Use only containers designed specifically for the liquefied gas. These containers are designed to withstand temperature differences and sudden temperature changes, and for safe handling of low temperature fluids in general.

Always handle these fluids with care. Exposure of the skin or eyes to the liquids or low-temperature gases from them can cause burn-like effects.

Transport in vehicles

Liquefied gases such as liquid nitrogen, liquid oxygen, liquefied natural gas and liquefied petroleum gas (LPG) require care when transporting in containers. Shocks and bumps to containers may lead to damage to and failure of the containers, followed by a rapid escape of gas. In enclosed spaces this can result in an asphyxiating or explosive atmosphere. It is therefore recommended that containers of liquefied gases only be transported in open vehicles. The containers should be firmly secured to the vehicle and protected from other objects striking against them during transport. Containers should be inspected for structural integrity prior to transport. Vents on containers should be positioned so that any escaping jet of fluid will not impinge directly on the vehicle or other goods being carried.

Liquefied gases should not be transported in enclosed vehicles such as sedans or station wagons, nor in cabs of trucks and utilities. When transported on the open tray of a utility or truck, any gases that are accidentally released will be diluted and dispersed into the atmosphere.

Liquid oxygen requires special care as it can explode on contact with dust or oil. Special containers with appropriate stoppers must be used. Refer to the Australian Standard Emergency procedures guide 1678.2.2.000, your supplier's material safety data sheet and other supplier information for further guidance on safe handling of liquid oxygen.

Transport in lifts

Transporting liquefied gases in lifts poses a potential asphyxiation and fire/explosion risk should the container fail within the enclosed space of the lift.

Staff, students or visitors must not ride in a lift in which liquefied gases are being transported. If the safest or only method for transporting a liquefied gas container to or from an upper floor of a building is via a lift, then a clearly visible sign should be placed on the container warning staff and students not to enter the lift whilst the container is travelling in it. Staff shall be in attendance at the destination floor to collect the container and return the lift promptly to normal service.

Schools and departments which transport liquefied gases in building lifts shall make staff and students aware of the procedure and the rationale for it.

Transport around buidlings

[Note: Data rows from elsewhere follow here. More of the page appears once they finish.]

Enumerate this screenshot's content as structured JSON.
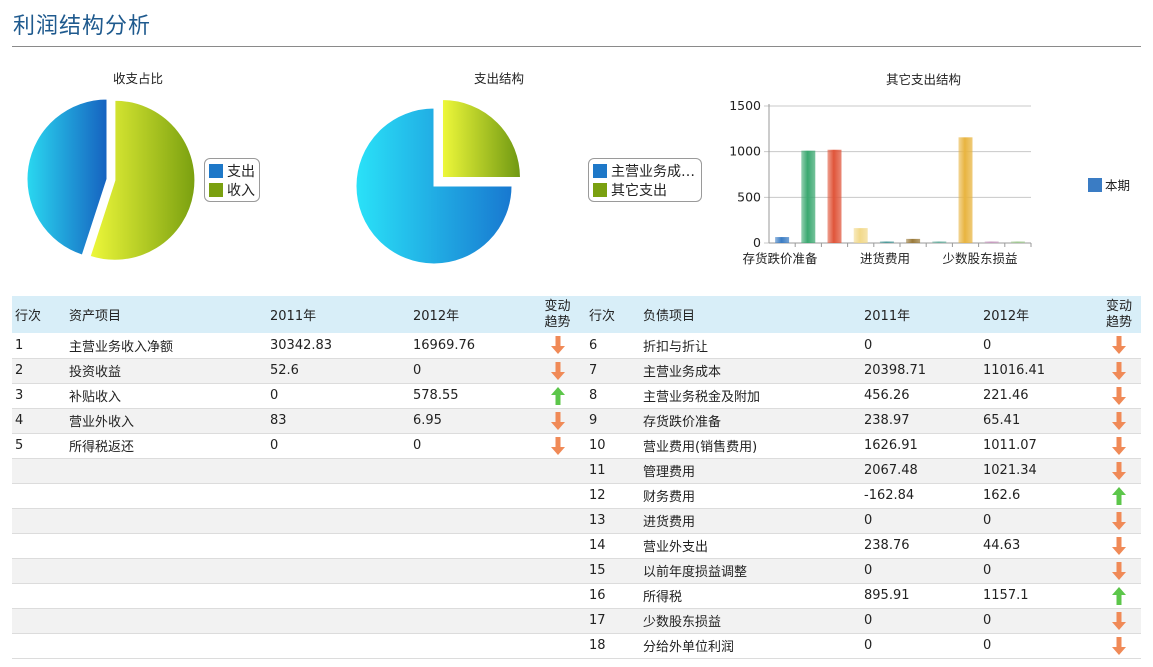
{
  "page": {
    "title": "利润结构分析"
  },
  "colors": {
    "expense_blue": "#1e88d8",
    "income_green": "#9ac21a",
    "header_bg": "#d8eef8",
    "title_blue": "#1f5a8e",
    "arrow_down": "#f08a57",
    "arrow_up": "#5cc64a"
  },
  "charts": {
    "income_expense": {
      "title": "收支占比",
      "legend": [
        "支出",
        "收入"
      ]
    },
    "expense_structure": {
      "title": "支出结构",
      "legend": [
        "主营业务成…",
        "其它支出"
      ]
    },
    "other_expense": {
      "title": "其它支出结构",
      "legend": [
        "本期"
      ],
      "y_ticks": [
        "1500",
        "1000",
        "500",
        "0"
      ],
      "x_labels": [
        "存货跌价准备",
        "进货费用",
        "少数股东损益"
      ]
    }
  },
  "chart_data": [
    {
      "type": "pie",
      "title": "收支占比",
      "labels": [
        "支出",
        "收入"
      ],
      "values": [
        45,
        55
      ]
    },
    {
      "type": "pie",
      "title": "支出结构",
      "labels": [
        "主营业务成…",
        "其它支出"
      ],
      "values": [
        75,
        25
      ]
    },
    {
      "type": "bar",
      "title": "其它支出结构",
      "series": [
        {
          "name": "本期",
          "values": [
            65,
            1011,
            1021,
            163,
            0,
            45,
            0,
            1157,
            0,
            0
          ]
        }
      ],
      "categories": [
        "",
        "",
        "",
        "",
        "",
        "",
        "",
        "",
        "",
        ""
      ],
      "x_tick_labels": [
        "存货跌价准备",
        "进货费用",
        "少数股东损益"
      ],
      "ylim": [
        0,
        1500
      ],
      "colors": [
        "#3a7cc4",
        "#3aa870",
        "#e0553a",
        "#f2d98a",
        "#4a9a9a",
        "#9a7a3a",
        "#6ab0a0",
        "#e8b440",
        "#c79ac0",
        "#a0c890"
      ]
    }
  ],
  "table_left": {
    "headers": {
      "row": "行次",
      "item": "资产项目",
      "y2011": "2011年",
      "y2012": "2012年",
      "trend1": "变动",
      "trend2": "趋势"
    },
    "rows": [
      {
        "row": "1",
        "item": "主营业务收入净额",
        "y2011": "30342.83",
        "y2012": "16969.76",
        "trend": "down"
      },
      {
        "row": "2",
        "item": "投资收益",
        "y2011": "52.6",
        "y2012": "0",
        "trend": "down"
      },
      {
        "row": "3",
        "item": "补贴收入",
        "y2011": "0",
        "y2012": "578.55",
        "trend": "up"
      },
      {
        "row": "4",
        "item": "营业外收入",
        "y2011": "83",
        "y2012": "6.95",
        "trend": "down"
      },
      {
        "row": "5",
        "item": "所得税返还",
        "y2011": "0",
        "y2012": "0",
        "trend": "down"
      }
    ]
  },
  "table_right": {
    "headers": {
      "row": "行次",
      "item": "负债项目",
      "y2011": "2011年",
      "y2012": "2012年",
      "trend1": "变动",
      "trend2": "趋势"
    },
    "rows": [
      {
        "row": "6",
        "item": "折扣与折让",
        "y2011": "0",
        "y2012": "0",
        "trend": "down"
      },
      {
        "row": "7",
        "item": "主营业务成本",
        "y2011": "20398.71",
        "y2012": "11016.41",
        "trend": "down"
      },
      {
        "row": "8",
        "item": "主营业务税金及附加",
        "y2011": "456.26",
        "y2012": "221.46",
        "trend": "down"
      },
      {
        "row": "9",
        "item": "存货跌价准备",
        "y2011": "238.97",
        "y2012": "65.41",
        "trend": "down"
      },
      {
        "row": "10",
        "item": "营业费用(销售费用)",
        "y2011": "1626.91",
        "y2012": "1011.07",
        "trend": "down"
      },
      {
        "row": "11",
        "item": "管理费用",
        "y2011": "2067.48",
        "y2012": "1021.34",
        "trend": "down"
      },
      {
        "row": "12",
        "item": "财务费用",
        "y2011": "-162.84",
        "y2012": "162.6",
        "trend": "up"
      },
      {
        "row": "13",
        "item": "进货费用",
        "y2011": "0",
        "y2012": "0",
        "trend": "down"
      },
      {
        "row": "14",
        "item": "营业外支出",
        "y2011": "238.76",
        "y2012": "44.63",
        "trend": "down"
      },
      {
        "row": "15",
        "item": "以前年度损益调整",
        "y2011": "0",
        "y2012": "0",
        "trend": "down"
      },
      {
        "row": "16",
        "item": "所得税",
        "y2011": "895.91",
        "y2012": "1157.1",
        "trend": "up"
      },
      {
        "row": "17",
        "item": "少数股东损益",
        "y2011": "0",
        "y2012": "0",
        "trend": "down"
      },
      {
        "row": "18",
        "item": "分给外单位利润",
        "y2011": "0",
        "y2012": "0",
        "trend": "down"
      }
    ]
  }
}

Care must be taken to avoid knocks, bumps and uneven surfaces when transporting liquefied gases using trolleys around buildings. Secure these containers to trolleys and inspect them for structural integrity prior to transport. Ensure the route to be taken is free of obstructions and use ramps rather than steps. The building may require modification to eliminate steps from routes regularly used for transport of liquefied gases.

When transporting small quantities, always use a vessel fitted with a carrying handle and splash guard. Wear gloves when carrying these vessels.

If using a thermos flask with a screw top, do not screw the lid in, but allow it to rest on the rim. This allows evaporating gas to safely escape. If the lid is screwed in, pressure can build up and an explosion can result.

Safety glasses or a full face-shieldshould always be worn when decanting the liquid.


  • Australian Standard 1894-1997 - The storage and handling of non-flammable cryogenic and refrigerated liquids
  • Australian Standard 1678.2.2.000-2003 - Emergency procedures guide oxygen (refrigerated liquid)
  • CCH Laboratory Safety Manual